Bill Increases Penalty for Cyberstalkers; the Legislation Is One of Several Bills Introduced to Crack Down on Sex Crimes in the State
Goodson, Audrey, The Florida Times Union
Byline: AUDREY GOODSON
ATLANTA -- Looking to crack down on sex crimes in Georgia, lawmakers have introduced a host of bills aimed at preventing offenders from striking twice, but one bill in the Senate would increase the penalty for first-time offenders.
Sen. Cecil Staton, R-Macon, introduced Senate Bill 393, which would raise the penalty for cyberstalking from a misdemeanor to a felony if the victim were a minor.
"Something that's always been one of my pet peeves is that as technology develops, criminals find ways to use that technology," Staton said. "I just want to make sure that in Georgia we're up to speed on these things. I think anyone who is a parent is particularly worried about this."
The bill follows several high profile cases in Georgia, in which older men were arrested for using the Internet to solicit sex from underage girls, including the arrest last March of Ernest Darryl Dean, the former school superintendent in Pike County.
Dean was the fifth person arrested by Peachtree City police in a set of sting operations. Jim Murray, Peachtree City police chief, said his office has made 14 arrests in the last 17 months involving adults soliciting minors online.
The bill also cracks down on stalkers who carry a weapon, threaten the victim or have a history of aggression or violence toward the victim or another person.
Joan Prittie, executive director of Project Safe, a private non-profit organization in Athens that provides shelter to victims of domestic violence, said these parts of the bill "make very good sense."

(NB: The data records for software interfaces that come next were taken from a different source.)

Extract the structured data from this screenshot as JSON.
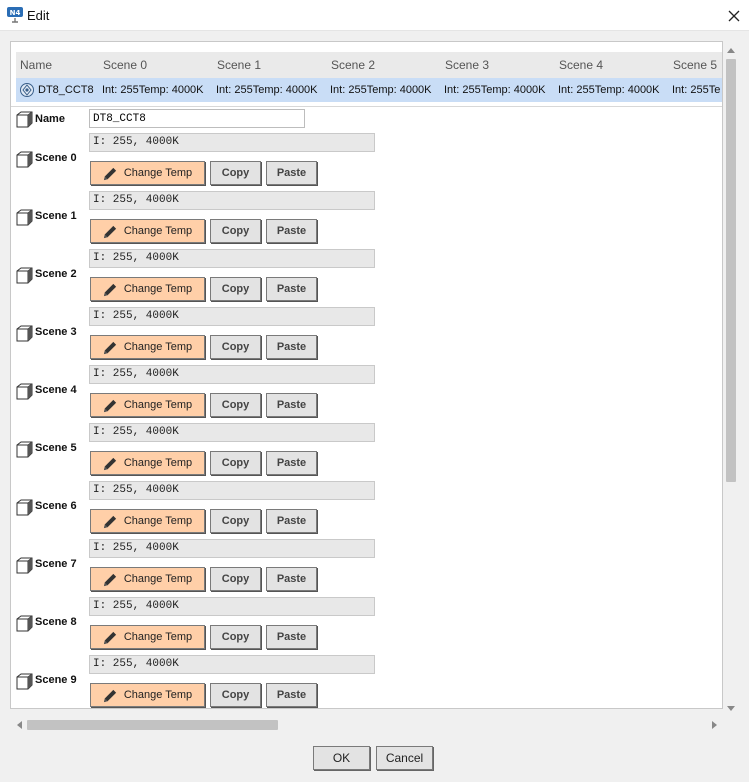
{
  "window": {
    "title": "Edit",
    "icon_badge": "N4"
  },
  "table": {
    "headers": [
      "Name",
      "Scene 0",
      "Scene 1",
      "Scene 2",
      "Scene 3",
      "Scene 4",
      "Scene 5"
    ],
    "row": {
      "name": "DT8_CCT8",
      "cells": [
        "Int: 255Temp: 4000K",
        "Int: 255Temp: 4000K",
        "Int: 255Temp: 4000K",
        "Int: 255Temp: 4000K",
        "Int: 255Temp: 4000K",
        "Int: 255Te"
      ]
    }
  },
  "form": {
    "name_label": "Name",
    "name_value": "DT8_CCT8",
    "scenes": [
      {
        "label": "Scene 0",
        "value": "I: 255, 4000K"
      },
      {
        "label": "Scene 1",
        "value": "I: 255, 4000K"
      },
      {
        "label": "Scene 2",
        "value": "I: 255, 4000K"
      },
      {
        "label": "Scene 3",
        "value": "I: 255, 4000K"
      },
      {
        "label": "Scene 4",
        "value": "I: 255, 4000K"
      },
      {
        "label": "Scene 5",
        "value": "I: 255, 4000K"
      },
      {
        "label": "Scene 6",
        "value": "I: 255, 4000K"
      },
      {
        "label": "Scene 7",
        "value": "I: 255, 4000K"
      },
      {
        "label": "Scene 8",
        "value": "I: 255, 4000K"
      },
      {
        "label": "Scene 9",
        "value": "I: 255, 4000K"
      }
    ],
    "buttons": {
      "change_temp": "Change Temp",
      "copy": "Copy",
      "paste": "Paste"
    }
  },
  "footer": {
    "ok": "OK",
    "cancel": "Cancel"
  },
  "colors": {
    "change_temp_bg": "#ffcfa8",
    "selected_row_bg": "#c9ddf6",
    "header_bg": "#eaeaea"
  },
  "icons": {
    "app": "niagara-app-icon",
    "close": "close-icon",
    "row": "dali-device-icon",
    "field": "property-box-icon",
    "edit": "pencil-icon"
  }
}
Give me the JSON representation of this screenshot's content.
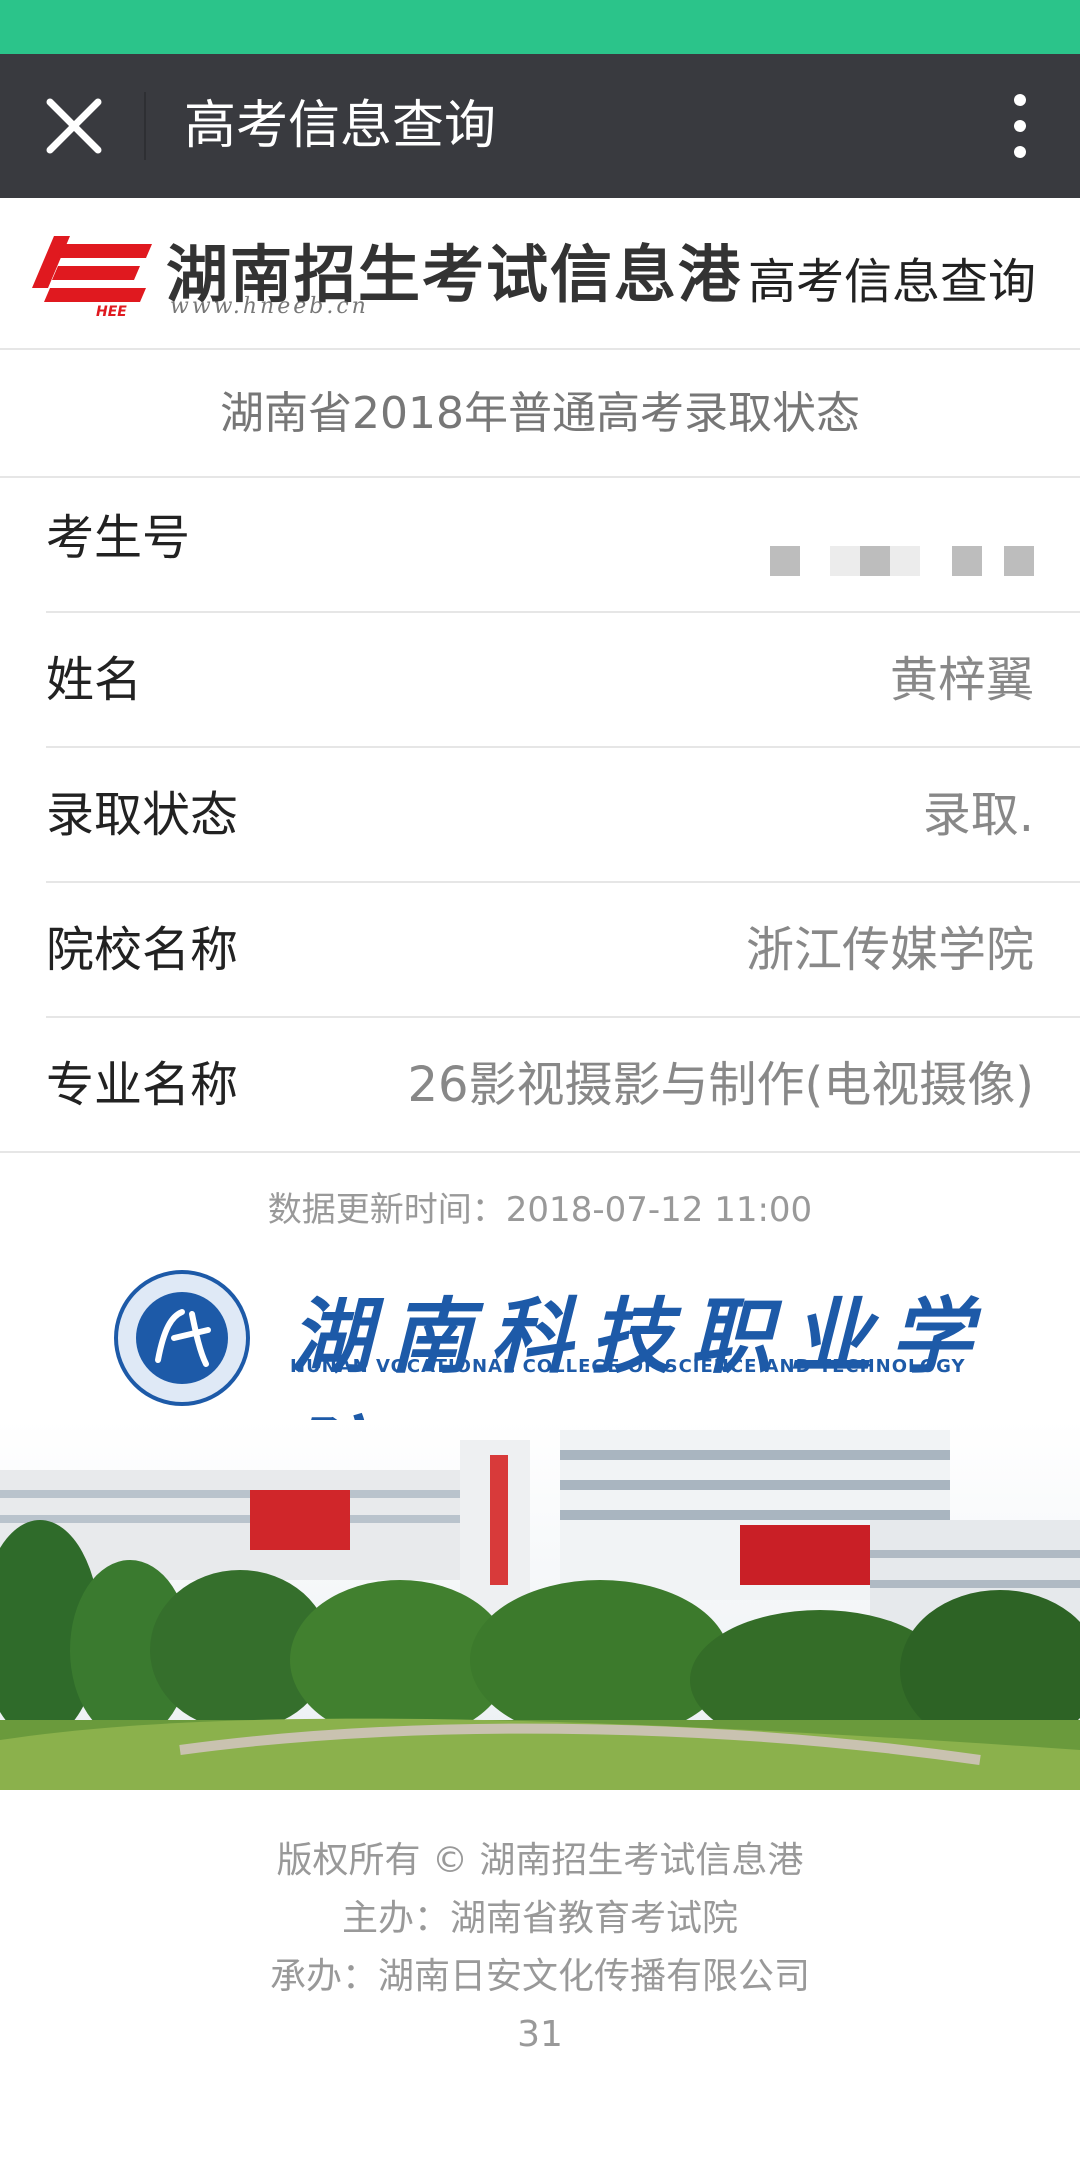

"One of the things we've seen is that there is not this nice, neat linear pattern of increasing acts of physical abuse," she said. …